ON SOLID GROUND: THE RIVER RATS OF ARKANSAS
ON SOLID GROUND: THE RIVER RATS OF ARKANSAS (USA, 2008, 48 min.)

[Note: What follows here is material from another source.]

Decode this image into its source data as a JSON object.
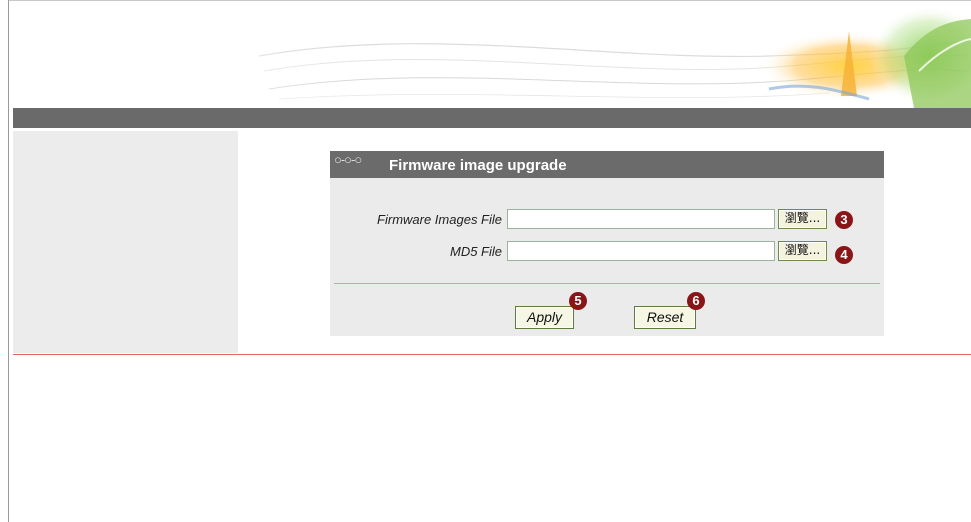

World Premiere Along the White River in Arkansas, a unique self-contained culture has existed since before the Civil War. Called "river rats“ by locals, the once vibrant community that lived in floating tar-paper shacks and was completely sustained by fishing and trading on the river, is now on the edge of extinction. Who were these people? Why were they there? Where are they going now? This film documents the story of a nearly lost piece of American culture, which included over 500 people just a few decades ago and today numbers no more than a handful. Soon to be forced from their homes on the river, these people will leave behind no villages or ruins to be uncovered a thousand years from now-only folklore and legend will remain. River Rats includes never-before-seen photographs, interviews with actual "river people" and their descendents and with local "land people." Local American music, rare archival material and recreations capture the rich texture of this largely unknown part of American history before it is forever lost. Directed by Ken Mandel and produced by Melanie Masino.
Introduced by Jeffrey Stine, Chair, Division of Medicine and Science, National Museum of American History. Discussion with filmmakers Ken Mandel and Melanie Masino follows screening.
FREE, no reservations needed.